The Black Raven tribe may not be as desirable a homeland, for a barbarian player character as other tribes. The Black Ravens are so traditional and consistently hateful toward civilization that it is unlikely that such a personality could be anything other than a hindrance to an adventuring party. The exception might occur when a Black Raven character has left his tribe under a cloud of some sort, and has no choice but to interact with the civilized world.
Gray Wolf Characters
A player character barbarian who hails from the Gray Wolf tribe is very probably a lycanthrope, and that presents some special challenges for most campaigns. The DM should consult the Powerful Races sidebar (FRCS page 21) before permitting a player to create a barbarian character that is afflicted with lycanthropy. If the DM chooses to permit such a character in the game, he or she should assign a level adjustment as described in Monsters as Races (DMG page 172).
Red Tiger Characters
The Red Tiger tribe makes an excellent choice for a player character barbarian. Though the Red Tigers are conservative and aloof, it is possible to play a tribe member who has decided to strike out on his own for a time. Red Tigers who join adventuring companies most often do so out of a sense of loyalty or gratitude (often to repay a debt), and sometimes for the opportunity to match their battle prowess against new and different foes.
Sky Pony Characters
The Sky Pony tribe is another good choice for a player interested in running an Uthgardt character. The Sky Ponies are somewhat less conservative than the Red Tigers and more likely to fit in well with adventuring bands from civilized lands. Many Sky Pony barbarians choose feats and skills oriented toward mounted combat, and often bring their excellent warhorses with them when they take up the life of an adventurer.
These huge earth-and-stone mounds are the holiest of sites to the Uthgardt. The mounds are the tribes' sacred burial grounds, and it is here that they inter, the bodies of their greatest chieftains, most heroic warriors, and most venerated spiritual leaders. Most tribes also believe that the bones of their founders rest beneath their respective ancestor mounds, and it is this belief that makes the sites the center of Uthgardt spiritual life. Many of the tribes return their ancestor mounds at specific times of the year in order to celebrate their holy days.

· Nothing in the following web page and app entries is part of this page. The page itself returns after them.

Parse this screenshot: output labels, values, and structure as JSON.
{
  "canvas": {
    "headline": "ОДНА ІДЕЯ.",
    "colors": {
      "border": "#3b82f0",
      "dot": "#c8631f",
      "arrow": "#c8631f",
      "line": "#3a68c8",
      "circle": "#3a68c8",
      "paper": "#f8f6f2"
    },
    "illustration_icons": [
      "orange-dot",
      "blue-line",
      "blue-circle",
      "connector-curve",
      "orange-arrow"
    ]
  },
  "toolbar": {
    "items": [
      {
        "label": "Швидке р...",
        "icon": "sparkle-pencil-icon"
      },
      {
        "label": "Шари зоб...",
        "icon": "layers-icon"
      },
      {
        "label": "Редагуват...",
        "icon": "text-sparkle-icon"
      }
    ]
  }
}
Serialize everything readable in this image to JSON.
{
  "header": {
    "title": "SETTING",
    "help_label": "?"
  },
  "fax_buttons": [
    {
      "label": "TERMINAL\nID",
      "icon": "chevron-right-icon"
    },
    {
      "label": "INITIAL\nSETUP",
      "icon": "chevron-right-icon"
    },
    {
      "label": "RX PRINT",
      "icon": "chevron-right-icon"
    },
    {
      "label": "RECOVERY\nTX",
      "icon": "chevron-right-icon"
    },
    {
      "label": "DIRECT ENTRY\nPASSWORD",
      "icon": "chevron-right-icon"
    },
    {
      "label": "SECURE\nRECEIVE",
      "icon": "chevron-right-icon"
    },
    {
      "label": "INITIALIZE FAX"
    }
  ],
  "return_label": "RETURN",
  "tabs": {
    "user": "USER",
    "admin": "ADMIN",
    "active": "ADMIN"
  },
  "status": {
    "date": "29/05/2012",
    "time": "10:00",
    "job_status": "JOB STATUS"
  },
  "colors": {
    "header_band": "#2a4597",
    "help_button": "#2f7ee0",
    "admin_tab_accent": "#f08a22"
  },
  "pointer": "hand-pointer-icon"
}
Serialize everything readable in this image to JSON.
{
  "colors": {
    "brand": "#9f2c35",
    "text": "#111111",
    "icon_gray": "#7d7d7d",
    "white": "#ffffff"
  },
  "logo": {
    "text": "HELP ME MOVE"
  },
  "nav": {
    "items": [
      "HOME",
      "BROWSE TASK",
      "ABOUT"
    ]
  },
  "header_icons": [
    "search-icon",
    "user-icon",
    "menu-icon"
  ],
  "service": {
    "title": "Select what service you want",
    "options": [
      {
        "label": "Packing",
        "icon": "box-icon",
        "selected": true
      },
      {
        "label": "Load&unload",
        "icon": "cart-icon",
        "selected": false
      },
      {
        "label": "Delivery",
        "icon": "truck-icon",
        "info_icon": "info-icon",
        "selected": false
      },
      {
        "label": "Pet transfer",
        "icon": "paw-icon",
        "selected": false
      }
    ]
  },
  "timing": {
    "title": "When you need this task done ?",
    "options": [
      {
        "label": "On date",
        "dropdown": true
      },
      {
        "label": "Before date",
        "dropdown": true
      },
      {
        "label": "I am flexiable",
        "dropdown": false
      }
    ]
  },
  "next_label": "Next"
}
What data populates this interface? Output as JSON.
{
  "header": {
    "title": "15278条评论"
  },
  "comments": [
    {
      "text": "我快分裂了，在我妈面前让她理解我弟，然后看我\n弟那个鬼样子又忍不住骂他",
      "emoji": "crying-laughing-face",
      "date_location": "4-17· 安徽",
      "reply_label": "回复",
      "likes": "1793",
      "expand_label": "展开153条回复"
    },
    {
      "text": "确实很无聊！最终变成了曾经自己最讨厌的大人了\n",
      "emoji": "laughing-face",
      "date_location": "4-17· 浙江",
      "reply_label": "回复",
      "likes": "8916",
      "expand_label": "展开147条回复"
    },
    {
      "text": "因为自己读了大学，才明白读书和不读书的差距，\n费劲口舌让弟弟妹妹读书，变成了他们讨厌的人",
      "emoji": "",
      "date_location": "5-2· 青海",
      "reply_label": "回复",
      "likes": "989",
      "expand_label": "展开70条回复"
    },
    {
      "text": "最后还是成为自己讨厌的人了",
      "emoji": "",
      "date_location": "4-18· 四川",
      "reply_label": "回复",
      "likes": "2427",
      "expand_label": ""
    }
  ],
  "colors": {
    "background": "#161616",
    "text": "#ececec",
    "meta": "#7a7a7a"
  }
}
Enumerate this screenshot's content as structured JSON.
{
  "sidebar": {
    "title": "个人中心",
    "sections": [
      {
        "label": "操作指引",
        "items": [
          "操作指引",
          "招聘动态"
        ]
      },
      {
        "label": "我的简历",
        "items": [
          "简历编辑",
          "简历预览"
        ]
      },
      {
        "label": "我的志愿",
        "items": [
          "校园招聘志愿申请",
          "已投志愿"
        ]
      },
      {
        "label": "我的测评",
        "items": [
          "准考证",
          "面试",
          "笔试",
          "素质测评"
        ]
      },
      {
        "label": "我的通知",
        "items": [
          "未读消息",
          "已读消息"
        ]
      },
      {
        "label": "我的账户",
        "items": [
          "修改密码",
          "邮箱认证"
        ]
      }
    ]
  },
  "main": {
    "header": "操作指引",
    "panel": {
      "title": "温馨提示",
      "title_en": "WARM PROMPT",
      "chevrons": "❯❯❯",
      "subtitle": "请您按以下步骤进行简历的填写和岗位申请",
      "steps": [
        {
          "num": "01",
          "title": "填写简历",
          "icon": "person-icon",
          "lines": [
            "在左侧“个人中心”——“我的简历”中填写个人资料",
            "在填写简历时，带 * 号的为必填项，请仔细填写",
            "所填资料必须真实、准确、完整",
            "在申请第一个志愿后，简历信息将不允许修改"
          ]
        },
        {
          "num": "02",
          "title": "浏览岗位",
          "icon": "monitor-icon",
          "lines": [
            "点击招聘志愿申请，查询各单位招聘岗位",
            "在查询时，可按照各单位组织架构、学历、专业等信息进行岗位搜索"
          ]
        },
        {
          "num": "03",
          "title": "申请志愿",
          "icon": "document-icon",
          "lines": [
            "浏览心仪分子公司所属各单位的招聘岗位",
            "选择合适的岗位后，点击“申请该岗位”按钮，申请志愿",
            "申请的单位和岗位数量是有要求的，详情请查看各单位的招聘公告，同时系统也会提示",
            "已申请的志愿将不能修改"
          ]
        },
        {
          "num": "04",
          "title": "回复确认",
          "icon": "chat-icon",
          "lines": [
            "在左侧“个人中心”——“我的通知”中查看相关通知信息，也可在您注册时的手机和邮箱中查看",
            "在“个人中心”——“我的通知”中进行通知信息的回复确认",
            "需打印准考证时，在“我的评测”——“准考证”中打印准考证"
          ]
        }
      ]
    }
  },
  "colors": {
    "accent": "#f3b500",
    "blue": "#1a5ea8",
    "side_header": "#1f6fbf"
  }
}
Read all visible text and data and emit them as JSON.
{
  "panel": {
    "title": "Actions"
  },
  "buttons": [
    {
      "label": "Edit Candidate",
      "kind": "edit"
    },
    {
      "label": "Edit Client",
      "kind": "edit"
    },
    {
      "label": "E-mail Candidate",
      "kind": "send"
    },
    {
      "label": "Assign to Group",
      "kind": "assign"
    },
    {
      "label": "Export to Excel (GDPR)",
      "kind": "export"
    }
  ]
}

Some make their winter camps near these sites, so that they may enjoy the protection of their ancestors during the most trying and dangerous time of the year.
All the ancestor mounds are constructed in a similar manner. Two outer rings built from rocks surround a single, larger altar mound. Both the outer rings and the central mound function as cairns, and the tribes bury the bodies of their honored dead beneath each. The outer cairn rings are for the mighty warriors who merit burial at an ancestor mound by virtue of valorous deeds. The altar mound is reserved for the great chieftains and clerics of the tribe. Normally, only tribal clerics know the exact location of the remains interred within the mounds, and this knowledge is guarded jealously. The burial rites themselves vary from tribe to tribe. Among the Black Lions, for example, the entire tribe participates in the burial service, while among the Red Tigers, only the clerics may perform the sacred burial rites after the rest of the tribe has paid its final respects to the dead.
Most folk living in the Silver Marches give the ancestor mounds a wide berth. Tales and legends concerning the grisly fate of those who foolishly attempted to violate an ancestor mound serve to heighten the aura of mystery and danger that surrounds these sites. It is commonly believed that vengeful spirits and ghostly forces guard the mounds against would-be intruders or tomb robbers. In truth, the only guards at an ancestor mound are those placed there by the tribe. In some tribes, such as the Red Tigers and the Black Ravens, defending the ancestor mound against possible defilers is an honor.